For my junior year of high school, my father took a one-year fellowship in Manhattan, and my mom and I tagged along. Included in his package: a subsidized apartment for us in a doorman building at 64th and Third (which I learned within my first week did not qualify as the Upper East Side) and money to help my family send me to private school for the first time in my life. I chose Trinity on the Upper West Side because it seemed the furthest from what I had known. I was coming from a packed and diverse high school of 3,200 students, more than half of whom were black and Hispanic. At Trinity, there were 100 kids per grade, and most of them were white and very, very rich. [....]
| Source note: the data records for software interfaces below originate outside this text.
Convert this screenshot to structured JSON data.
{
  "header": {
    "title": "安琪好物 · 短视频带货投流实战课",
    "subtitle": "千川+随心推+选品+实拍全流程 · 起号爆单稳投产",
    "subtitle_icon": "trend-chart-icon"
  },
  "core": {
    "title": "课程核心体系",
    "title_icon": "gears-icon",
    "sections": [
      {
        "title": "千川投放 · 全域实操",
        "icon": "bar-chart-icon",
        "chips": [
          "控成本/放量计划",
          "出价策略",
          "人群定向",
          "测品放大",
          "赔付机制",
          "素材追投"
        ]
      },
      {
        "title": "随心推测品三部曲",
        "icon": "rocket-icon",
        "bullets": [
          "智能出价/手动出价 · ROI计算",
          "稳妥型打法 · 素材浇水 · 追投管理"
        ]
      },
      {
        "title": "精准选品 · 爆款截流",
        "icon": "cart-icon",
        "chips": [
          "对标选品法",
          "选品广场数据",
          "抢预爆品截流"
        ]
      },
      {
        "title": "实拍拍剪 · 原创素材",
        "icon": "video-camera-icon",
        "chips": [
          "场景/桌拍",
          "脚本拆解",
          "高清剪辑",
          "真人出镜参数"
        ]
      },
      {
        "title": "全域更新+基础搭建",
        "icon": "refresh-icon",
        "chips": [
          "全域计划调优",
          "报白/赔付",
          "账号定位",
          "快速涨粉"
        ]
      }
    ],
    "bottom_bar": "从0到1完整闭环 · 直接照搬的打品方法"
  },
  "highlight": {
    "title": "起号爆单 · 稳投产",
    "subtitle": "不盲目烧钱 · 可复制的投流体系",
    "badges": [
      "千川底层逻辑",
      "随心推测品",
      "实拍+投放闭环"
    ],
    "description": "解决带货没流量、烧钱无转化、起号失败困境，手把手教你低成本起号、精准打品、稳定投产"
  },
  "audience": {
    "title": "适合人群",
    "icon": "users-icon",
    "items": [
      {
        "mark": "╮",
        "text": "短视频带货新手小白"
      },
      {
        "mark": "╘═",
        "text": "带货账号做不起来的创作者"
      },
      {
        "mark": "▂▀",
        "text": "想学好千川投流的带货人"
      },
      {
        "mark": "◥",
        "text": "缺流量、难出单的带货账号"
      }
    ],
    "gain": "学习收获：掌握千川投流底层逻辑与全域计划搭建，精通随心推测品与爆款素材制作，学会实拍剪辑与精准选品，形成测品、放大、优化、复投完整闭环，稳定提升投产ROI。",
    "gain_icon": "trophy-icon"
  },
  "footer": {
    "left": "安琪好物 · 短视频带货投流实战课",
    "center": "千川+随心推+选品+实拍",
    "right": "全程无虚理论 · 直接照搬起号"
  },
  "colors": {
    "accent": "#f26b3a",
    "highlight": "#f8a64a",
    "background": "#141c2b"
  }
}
[...] I couldn’t come close to affording the clothes and restaurants my Trinity peers took for granted. (And unlike [fictional scholarship student] Anna, whose only non-Langdon friend is a banker who’s also living the glamorous life, I still had my public-school friends back home to keep me honest.)
Obviously we are not privy to the whole story, but from the information given... if your father is not only present in your life, but has a fellowship prestigious enough to bring him perks that include a posh Manhattan apartment and private-school tuition for you, you come from privilege. Not the same kind of privilege that permits Gossip-Girl-level excesses, but privilege all the same.
If you're going to use your own socioeconomic background to make some broader point about how the world works, you have to own up to what that background was, not relative to the world's three richest people, but relative to, I don't know, some slightly larger set. It's not that the subtle differences between Manhattan prep-school's upper and upper middle classes, the ones that feel massive to insiders only, should not be explored for all they're worth (although I'm not signing up for that task). But if that's what you're describing, and you're telling it from the 'lowly' upper-middle end of that spectrum, you sort of have to be clear that you know you didn't grow up poor, or even, in all likelihood, middle-class.
And then the idea that public-school friends are some kind of magical force keeping one attuned to what really matters in life just strikes me as unlikely. Is teenage materialism so fundamentally different if it's kids with $900 designer handbags sniffing at those with $80 North Face backpacks than it is if the North Face kids feel superior to those whose backpacks are off-brands? Clearly the former makes for better television - 'rich' being best indicated by Big Shiny Things, but as far as I'm concerned, the difference ends there.
Anyway, part of me feels for Henig, because I too grew up poor-relative-to-some-really-rich-Manhattan-prep-school-classmates, and I understand the temptation to present this sort of upbringing as one from which it's still possible to emerge self-made. But I tend to think it's not.